Work item: Go line by line through the listing below and copy those that hold "note".

-----

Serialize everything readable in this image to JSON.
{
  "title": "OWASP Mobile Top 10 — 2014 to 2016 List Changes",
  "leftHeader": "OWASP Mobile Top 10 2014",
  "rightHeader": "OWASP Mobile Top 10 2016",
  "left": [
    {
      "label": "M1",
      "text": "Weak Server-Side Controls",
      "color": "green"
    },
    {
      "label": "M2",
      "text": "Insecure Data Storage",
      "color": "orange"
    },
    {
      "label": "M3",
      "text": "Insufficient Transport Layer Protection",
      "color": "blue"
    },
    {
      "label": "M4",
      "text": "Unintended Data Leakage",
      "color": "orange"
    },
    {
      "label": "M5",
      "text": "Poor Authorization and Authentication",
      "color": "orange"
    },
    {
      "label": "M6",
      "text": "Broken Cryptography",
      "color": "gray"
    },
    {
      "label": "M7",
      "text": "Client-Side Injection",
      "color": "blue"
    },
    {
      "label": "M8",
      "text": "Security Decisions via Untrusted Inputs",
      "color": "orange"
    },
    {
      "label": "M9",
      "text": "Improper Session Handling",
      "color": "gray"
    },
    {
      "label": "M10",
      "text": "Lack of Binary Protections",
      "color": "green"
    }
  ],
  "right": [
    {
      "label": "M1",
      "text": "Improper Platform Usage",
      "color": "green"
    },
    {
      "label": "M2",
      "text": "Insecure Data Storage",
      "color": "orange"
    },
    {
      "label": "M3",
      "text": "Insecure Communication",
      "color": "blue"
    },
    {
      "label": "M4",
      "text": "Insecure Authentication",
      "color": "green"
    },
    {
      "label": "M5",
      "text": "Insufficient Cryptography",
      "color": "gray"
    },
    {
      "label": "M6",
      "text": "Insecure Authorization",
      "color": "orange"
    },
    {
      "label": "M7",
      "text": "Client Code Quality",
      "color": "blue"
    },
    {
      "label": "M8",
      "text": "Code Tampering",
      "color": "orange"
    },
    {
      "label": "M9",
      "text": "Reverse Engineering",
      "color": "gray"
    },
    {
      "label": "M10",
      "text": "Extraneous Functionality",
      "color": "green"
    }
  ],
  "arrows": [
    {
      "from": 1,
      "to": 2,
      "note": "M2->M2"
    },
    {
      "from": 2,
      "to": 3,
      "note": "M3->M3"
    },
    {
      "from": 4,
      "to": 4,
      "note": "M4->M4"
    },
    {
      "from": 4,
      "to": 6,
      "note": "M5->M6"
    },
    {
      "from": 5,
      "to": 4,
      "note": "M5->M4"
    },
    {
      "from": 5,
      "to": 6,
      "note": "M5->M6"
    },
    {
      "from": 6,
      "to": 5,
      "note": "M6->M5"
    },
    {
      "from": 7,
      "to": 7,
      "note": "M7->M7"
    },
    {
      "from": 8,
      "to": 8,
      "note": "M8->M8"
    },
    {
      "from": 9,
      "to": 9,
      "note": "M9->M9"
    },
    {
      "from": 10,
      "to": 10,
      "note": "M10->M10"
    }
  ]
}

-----

Response area:
      "note": "M2->M2"
      "note": "M3->M3"
      "note": "M4->M4"
      "note": "M5->M6"
      "note": "M5->M4"
      "note": "M5->M6"
      "note": "M6->M5"
      "note": "M7->M7"
      "note": "M8->M8"
      "note": "M9->M9"
      "note": "M10->M10"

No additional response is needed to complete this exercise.